Maps and Diagrams: Delius
Tim Martin has issued Maps and Diagrams music since 2001 on a large number of labels, including Static Caravan, Fluid Audio, Time Released Sound, Symbolic Interaction, and Nomadic Kids Republic, and now joins False Industries for the release of Delius, a twenty-four minute EP featuring six concise ambient-styled settings. The focus in this case is firmly on timbres and textures rather than beats and formal melodies, both of which are downplayed on the EP if not absent altogether. Martin weaves computer-generated textures, analog synths, sampled radio sounds, and field recordings into a whole that collapses the years separating today's digital production methodologies and the pioneering work produced by the likes of Cluster and Klaus Schulze during the ‘70s.
Martin often roughens the smooth sheen of his ambient drones with grainy industrial textures. He also generally excludes beats in the six tracks, even if the clicking pulses in “Child of the Cavern” and “The Last Man on Earth” suggest ties to earlier Maps and Diagrams releases. In keeping with their titles, “Sylvan Spring” is characterized by warm, enveloping swathes of synthetic sound, while “Avalanche” finds billowing vapours gradually building to a climax before deflating. An occasional field recording works its way into the material, and consequently a softly whistling meditation such as “Novachord Spectrum” assumes a somewhat pastoral quality that strengthens its connection to the natural world.

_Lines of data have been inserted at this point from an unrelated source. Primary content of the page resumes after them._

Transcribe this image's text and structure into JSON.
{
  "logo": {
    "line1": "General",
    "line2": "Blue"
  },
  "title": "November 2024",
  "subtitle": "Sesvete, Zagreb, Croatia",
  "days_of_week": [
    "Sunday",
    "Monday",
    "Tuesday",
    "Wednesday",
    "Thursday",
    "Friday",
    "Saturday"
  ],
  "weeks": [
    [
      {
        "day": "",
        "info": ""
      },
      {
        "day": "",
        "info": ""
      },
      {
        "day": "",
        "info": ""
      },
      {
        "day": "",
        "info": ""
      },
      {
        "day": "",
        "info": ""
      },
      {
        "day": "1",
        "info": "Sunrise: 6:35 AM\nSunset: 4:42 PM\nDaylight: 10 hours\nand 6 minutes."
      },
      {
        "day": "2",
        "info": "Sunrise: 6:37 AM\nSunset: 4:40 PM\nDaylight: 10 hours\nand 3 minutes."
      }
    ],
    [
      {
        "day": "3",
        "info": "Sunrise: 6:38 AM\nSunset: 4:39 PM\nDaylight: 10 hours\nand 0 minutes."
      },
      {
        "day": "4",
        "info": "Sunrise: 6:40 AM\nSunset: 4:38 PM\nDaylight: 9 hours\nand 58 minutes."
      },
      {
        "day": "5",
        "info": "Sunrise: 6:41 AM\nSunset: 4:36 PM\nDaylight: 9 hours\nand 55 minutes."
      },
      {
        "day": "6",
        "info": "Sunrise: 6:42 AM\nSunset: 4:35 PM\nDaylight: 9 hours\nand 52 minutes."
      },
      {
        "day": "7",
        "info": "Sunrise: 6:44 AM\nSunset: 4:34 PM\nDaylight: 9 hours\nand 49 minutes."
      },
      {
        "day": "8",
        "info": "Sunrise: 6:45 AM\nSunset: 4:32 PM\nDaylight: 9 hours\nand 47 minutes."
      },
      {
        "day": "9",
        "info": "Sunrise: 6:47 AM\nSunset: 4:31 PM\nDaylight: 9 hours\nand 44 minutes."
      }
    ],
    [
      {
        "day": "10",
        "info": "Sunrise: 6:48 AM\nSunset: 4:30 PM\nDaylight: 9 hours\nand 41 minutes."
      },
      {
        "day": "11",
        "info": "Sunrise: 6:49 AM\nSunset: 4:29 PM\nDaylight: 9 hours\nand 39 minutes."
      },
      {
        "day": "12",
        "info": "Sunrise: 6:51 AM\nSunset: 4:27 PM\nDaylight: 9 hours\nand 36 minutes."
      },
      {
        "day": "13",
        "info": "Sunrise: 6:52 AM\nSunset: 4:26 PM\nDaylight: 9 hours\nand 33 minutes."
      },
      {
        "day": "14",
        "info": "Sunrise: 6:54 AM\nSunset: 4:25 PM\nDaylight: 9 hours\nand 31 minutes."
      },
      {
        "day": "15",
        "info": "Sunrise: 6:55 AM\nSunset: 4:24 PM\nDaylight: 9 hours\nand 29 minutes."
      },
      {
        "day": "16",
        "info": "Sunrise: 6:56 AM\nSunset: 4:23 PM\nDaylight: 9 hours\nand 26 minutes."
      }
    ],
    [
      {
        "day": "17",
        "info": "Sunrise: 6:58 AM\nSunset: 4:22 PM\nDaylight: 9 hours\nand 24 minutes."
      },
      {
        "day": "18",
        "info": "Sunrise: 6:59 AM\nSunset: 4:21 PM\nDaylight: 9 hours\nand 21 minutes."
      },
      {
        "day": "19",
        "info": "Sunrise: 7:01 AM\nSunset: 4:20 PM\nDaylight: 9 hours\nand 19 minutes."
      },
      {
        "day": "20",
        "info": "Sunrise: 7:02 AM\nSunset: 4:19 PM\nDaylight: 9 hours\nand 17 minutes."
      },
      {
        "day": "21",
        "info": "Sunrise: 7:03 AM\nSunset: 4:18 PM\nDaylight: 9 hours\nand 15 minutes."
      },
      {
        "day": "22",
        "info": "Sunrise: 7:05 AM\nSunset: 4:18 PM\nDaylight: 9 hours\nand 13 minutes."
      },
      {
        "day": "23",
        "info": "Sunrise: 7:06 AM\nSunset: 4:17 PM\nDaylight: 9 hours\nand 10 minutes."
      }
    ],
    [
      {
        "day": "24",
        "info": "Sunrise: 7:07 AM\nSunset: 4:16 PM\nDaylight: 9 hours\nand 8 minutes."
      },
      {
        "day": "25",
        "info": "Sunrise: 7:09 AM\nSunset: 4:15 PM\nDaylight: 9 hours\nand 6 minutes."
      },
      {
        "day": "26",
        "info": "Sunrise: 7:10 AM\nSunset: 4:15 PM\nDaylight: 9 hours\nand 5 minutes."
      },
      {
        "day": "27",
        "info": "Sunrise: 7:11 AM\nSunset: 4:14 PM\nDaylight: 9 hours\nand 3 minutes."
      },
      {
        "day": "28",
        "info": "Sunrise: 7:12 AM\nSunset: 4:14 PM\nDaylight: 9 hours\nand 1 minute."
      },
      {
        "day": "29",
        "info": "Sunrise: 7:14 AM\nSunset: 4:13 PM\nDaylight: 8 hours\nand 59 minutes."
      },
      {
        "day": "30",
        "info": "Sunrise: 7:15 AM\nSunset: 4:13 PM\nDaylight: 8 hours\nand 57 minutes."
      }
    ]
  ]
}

The material repeatedly resists settling into straightforward, easily definable structures; a piece such as “Child of the Cavern,” for instance, unfolds unpredictably, as if the material itself is determining in the moment which path to take. A similar approach characterizes “Yriarte” and “The Last Man on Earth,” which suggest that a fitting reference point for Delius is Fennesz, whose music likewise develops fluidly rather than fits into simple, predetermined structures. All in all, Delius impresses as an understated set whose occasional rough textural treatments can't hide the gentle heart beating at its core.